WHAT NEEDS TO BE DONE:
The listing has to be given again in full and exactly.

PROVIDED RECORDS:

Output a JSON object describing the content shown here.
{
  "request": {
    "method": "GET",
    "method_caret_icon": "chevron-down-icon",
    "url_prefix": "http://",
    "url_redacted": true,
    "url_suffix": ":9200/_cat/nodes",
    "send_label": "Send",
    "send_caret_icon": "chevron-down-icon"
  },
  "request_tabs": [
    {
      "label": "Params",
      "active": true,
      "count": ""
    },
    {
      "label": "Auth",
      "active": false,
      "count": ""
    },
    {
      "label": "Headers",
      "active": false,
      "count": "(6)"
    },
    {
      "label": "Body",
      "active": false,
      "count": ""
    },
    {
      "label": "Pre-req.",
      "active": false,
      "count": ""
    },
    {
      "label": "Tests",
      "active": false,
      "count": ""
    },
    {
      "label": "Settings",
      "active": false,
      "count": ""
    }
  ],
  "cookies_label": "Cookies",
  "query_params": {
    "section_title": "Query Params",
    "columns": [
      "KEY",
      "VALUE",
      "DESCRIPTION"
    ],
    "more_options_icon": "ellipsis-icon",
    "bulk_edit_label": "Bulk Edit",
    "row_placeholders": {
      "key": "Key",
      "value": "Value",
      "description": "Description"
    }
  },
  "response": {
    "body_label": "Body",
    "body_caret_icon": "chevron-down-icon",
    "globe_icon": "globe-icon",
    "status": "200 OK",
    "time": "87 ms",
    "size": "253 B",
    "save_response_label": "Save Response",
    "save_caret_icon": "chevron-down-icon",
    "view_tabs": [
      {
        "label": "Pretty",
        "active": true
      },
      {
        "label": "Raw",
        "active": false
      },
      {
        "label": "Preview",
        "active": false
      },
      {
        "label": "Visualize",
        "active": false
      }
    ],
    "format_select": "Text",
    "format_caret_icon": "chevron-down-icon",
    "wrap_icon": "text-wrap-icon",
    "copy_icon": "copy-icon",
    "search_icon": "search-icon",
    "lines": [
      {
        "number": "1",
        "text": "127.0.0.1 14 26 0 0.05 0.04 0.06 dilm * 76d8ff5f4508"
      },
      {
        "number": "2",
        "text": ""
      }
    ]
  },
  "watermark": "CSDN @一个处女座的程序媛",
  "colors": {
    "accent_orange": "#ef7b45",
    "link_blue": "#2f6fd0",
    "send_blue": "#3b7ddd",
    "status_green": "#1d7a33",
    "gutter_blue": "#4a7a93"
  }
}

TASK RESPONSE:
Output a JSON object describing the content shown here.
{
  "request": {
    "method": "GET",
    "method_caret_icon": "chevron-down-icon",
    "url_prefix": "http://",
    "url_redacted": true,
    "url_suffix": ":9200/_cat/nodes",
    "send_label": "Send",
    "send_caret_icon": "chevron-down-icon"
  },
  "request_tabs": [
    {
      "label": "Params",
      "active": true,
      "count": ""
    },
    {
      "label": "Auth",
      "active": false,
      "count": ""
    },
    {
      "label": "Headers",
      "active": false,
      "count": "(6)"
    },
    {
      "label": "Body",
      "active": false,
      "count": ""
    },
    {
      "label": "Pre-req.",
      "active": false,
      "count": ""
    },
    {
      "label": "Tests",
      "active": false,
      "count": ""
    },
    {
      "label": "Settings",
      "active": false,
      "count": ""
    }
  ],
  "cookies_label": "Cookies",
  "query_params": {
    "section_title": "Query Params",
    "columns": [
      "KEY",
      "VALUE",
      "DESCRIPTION"
    ],
    "more_options_icon": "ellipsis-icon",
    "bulk_edit_label": "Bulk Edit",
    "row_placeholders": {
      "key": "Key",
      "value": "Value",
      "description": "Description"
    }
  },
  "response": {
    "body_label": "Body",
    "body_caret_icon": "chevron-down-icon",
    "globe_icon": "globe-icon",
    "status": "200 OK",
    "time": "87 ms",
    "size": "253 B",
    "save_response_label": "Save Response",
    "save_caret_icon": "chevron-down-icon",
    "view_tabs": [
      {
        "label": "Pretty",
        "active": true
      },
      {
        "label": "Raw",
        "active": false
      },
      {
        "label": "Preview",
        "active": false
      },
      {
        "label": "Visualize",
        "active": false
      }
    ],
    "format_select": "Text",
    "format_caret_icon": "chevron-down-icon",
    "wrap_icon": "text-wrap-icon",
    "copy_icon": "copy-icon",
    "search_icon": "search-icon",
    "lines": [
      {
        "number": "1",
        "text": "127.0.0.1 14 26 0 0.05 0.04 0.06 dilm * 76d8ff5f4508"
      },
      {
        "number": "2",
        "text": ""
      }
    ]
  },
  "watermark": "CSDN @一个处女座的程序媛",
  "colors": {
    "accent_orange": "#ef7b45",
    "link_blue": "#2f6fd0",
    "send_blue": "#3b7ddd",
    "status_green": "#1d7a33",
    "gutter_blue": "#4a7a93"
  }
}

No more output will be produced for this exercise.